Important elements to consider before starting a PSAP application

In order to become PSAP Approved, schools must provide evidence that they meet 10 Educational Standards.
In addition, before approving a teacher training program, the application reviewers analyze various procedures a school should have.
Below is a summary of important elements you should consider before starting a PSAP application. 
1. Practical hours:
These hours refer to the time students spend practicing Pilates exercises (on their own or by taking classes), observing teachers and practice teaching. 
Supervision: Student supervision is an important element of a program. Students need to be guided, corrected and supported throughout the program. Supervision is especially crucial at the beginning of the program; the less experienced a student is, the more present the teacher trainer should be. There can be various levels of supervision: a teacher trainer can give one on one feedback, oversee a group or simply be present in the room while students practice. 
While supervision for self-practice hours is important (students need some guidance to master the exercises), it is imperative to offer directions to students who practice teach. The safety of both the "client" and the student is at stake and students will need the teacher trainer's help for equipment setting, cueing, corrections and modifications. 
Students can practice teach on their own once they are experienced enough. As a guideline, at least 50% of the practice teaching hours should be supervised. Furthermore, "clients" need to be aware that the person teaching them is still in training.
Location: Because students need to make sense of what they learn, observe and experience, it is crucial to ensure the continuity of the philosophy of the program. Students should do the majority of their practical hours at the school they are enrolled in. Students should interact with teacher trainers who share a same vision, mission, goals and educational approach.
A school may decide to offer alternative locations to their students for some of the practical hours. In that case, the school becomes responsible for establishing parameters to ensure the continuity of the program. The alternative location must have a similar way of teaching and supervising students. The school is also responsible for establishing a system to monitor student progress during practical hours. A school could for example offer its students the option to work with one of its graduates. 
Fees: As per US norms for vocational schools, students cannot be paid for their practice teaching hours. The school can charge clients a fee to cover expenses such as electricity but this money cannot go to students. 
On the other hand, if the school charges its student a fee for self-practice hours (to access the studio or because students are required to take a certain number of lessons), for observation hours or for practice-teaching hours, all costs must be explained in the school catalog and in the enrollment agreement. 
2. Costs:
Transparency is one of the most important elements promoted by PSAP. Schools that wish to become PSAP Approved must disclose all costs associated with a teacher training program. This includes (but is not limited to) the application fee (if any), the registration fee (if any), the costs associated with the pre-requisites (if any), the tuition, the costs of the books, the exam fees and the costs associated with practical hours (price for required lessons, if any, and studio access fee, if any).
PSAP Approved Schools are also required to give the total price of their comprehensive program (the addition of all the costs listed above and any other fees students must pay).
3. Terminology:
Schools that wish to become PSAP Approved are asked to provide a description of their program. In an effort to promote transparency and clarity of information, the Pilates School Approval Program asks schools to avoid terms that cannot be defined objectively. "True" or "authentic" are for example words that should not be used as there is no point of reference to define authenticity in the context of teaching Pilates.
Terms such as "Master teacher" or "Classical Pilates" are acceptable if clearly defined. 
4. CEC requirement to maintain a certificate:
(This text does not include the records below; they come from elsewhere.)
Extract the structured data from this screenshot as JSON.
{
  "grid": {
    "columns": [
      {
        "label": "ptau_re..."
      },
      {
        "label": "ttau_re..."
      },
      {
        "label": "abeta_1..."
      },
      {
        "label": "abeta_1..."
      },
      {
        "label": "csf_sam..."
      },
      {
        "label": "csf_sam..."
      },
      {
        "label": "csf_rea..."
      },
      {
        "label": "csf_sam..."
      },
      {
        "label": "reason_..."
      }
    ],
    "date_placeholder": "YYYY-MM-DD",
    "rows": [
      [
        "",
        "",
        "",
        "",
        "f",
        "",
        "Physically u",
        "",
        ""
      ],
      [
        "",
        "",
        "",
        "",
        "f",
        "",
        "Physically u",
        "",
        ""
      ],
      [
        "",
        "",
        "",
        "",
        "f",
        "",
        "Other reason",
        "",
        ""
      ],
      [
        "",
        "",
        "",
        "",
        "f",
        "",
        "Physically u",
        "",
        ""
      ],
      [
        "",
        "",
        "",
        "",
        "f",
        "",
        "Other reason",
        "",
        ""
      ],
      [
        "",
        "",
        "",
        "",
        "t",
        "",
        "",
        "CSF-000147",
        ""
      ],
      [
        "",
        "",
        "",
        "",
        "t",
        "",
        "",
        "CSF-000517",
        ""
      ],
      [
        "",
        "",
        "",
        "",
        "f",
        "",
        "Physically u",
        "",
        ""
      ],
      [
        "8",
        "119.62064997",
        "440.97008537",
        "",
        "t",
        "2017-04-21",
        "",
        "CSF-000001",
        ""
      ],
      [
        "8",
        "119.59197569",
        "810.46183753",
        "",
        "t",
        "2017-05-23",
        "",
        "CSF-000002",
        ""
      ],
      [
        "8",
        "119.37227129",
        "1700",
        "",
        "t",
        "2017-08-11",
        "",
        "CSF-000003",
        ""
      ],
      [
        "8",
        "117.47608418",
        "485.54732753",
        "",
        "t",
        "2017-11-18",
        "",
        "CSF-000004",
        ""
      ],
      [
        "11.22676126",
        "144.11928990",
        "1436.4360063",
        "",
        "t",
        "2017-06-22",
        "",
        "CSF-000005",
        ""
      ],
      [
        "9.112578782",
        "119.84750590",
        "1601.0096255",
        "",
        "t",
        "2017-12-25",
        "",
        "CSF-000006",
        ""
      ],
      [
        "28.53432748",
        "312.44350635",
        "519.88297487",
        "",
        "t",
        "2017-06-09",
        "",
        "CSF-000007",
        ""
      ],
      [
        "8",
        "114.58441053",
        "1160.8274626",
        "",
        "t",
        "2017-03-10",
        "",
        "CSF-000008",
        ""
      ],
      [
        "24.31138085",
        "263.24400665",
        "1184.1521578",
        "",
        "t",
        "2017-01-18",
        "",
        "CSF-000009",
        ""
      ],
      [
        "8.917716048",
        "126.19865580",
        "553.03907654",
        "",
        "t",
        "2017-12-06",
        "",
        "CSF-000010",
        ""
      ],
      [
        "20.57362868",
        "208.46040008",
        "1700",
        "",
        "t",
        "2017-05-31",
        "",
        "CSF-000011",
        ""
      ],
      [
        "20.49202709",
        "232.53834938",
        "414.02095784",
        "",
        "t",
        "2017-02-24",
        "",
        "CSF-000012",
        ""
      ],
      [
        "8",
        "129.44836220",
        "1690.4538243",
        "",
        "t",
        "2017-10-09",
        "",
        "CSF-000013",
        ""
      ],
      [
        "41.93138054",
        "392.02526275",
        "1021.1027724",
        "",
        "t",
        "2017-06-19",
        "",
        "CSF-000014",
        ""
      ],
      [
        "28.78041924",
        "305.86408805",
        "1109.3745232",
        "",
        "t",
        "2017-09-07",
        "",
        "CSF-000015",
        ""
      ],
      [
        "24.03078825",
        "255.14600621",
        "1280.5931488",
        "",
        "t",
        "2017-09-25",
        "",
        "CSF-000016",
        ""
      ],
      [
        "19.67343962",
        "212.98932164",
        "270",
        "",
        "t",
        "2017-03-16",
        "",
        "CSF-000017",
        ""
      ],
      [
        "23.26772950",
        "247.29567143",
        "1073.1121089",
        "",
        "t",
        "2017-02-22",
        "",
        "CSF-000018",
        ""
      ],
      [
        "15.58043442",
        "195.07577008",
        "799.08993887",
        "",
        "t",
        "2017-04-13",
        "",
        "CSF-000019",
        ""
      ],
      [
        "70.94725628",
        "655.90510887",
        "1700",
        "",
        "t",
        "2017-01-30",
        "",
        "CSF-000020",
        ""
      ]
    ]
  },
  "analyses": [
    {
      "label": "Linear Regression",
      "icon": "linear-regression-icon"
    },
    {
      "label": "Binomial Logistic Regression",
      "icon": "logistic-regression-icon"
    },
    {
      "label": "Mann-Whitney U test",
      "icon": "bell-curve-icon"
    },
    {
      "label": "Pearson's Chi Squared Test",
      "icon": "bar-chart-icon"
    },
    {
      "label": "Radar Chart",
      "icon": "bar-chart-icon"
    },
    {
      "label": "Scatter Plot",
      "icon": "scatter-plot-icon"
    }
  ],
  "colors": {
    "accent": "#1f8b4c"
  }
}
Schools provide education to students to graduate with a diploma or certificate. Diplomas or certificates do not need to be renewed, unlike a certification. Clarifying the function of a school vs the function of a certification program is a major priority for the PMA, PSAP, and the National Pilates Certification Program. Therefore, PSAP cannot approve a school that requires CECs (Continuing Education Credits) of its graduates to sustain their graduate status. This is a norm for schools of all kinds. 

Schools are welcome to  build a culture that promotes and encourages a continuing education process and supports the values of the PSAP and NPCP. Schools can encourage the CEC process within their program but cannot require their graduates to produce CECs or lose their graduate status.

5. Refund policy:
Schools that wish to become PSAP Approved must have a refund policy in place. If the school is licensed by the state, the school must use the refund policy required by the state. If the school is not state licensed, the PSAP refund policy must be adopted:
"If the student leaves having completed 10% or less of the program, the refund is 90% less the cancellation charge; if the student leaves having completed 25% or less of the program, the refund is 75% less the cancellation charge; if the student leaves having completed between 25% and 50% of the program, the refund is 50% less the cancellation charge; if the student leaves after 50% of the program, there is no refund."
6. If the school offers more than one program:
Some schools might offer more than one program (variations of the comprehensive program, programs on one piece of apparatus or workshops). Schools going through the application process are only applying to have one comprehensive program approved. Prospective students must be made aware that the other trainings offered by the school have not been reviewed by the PSAP.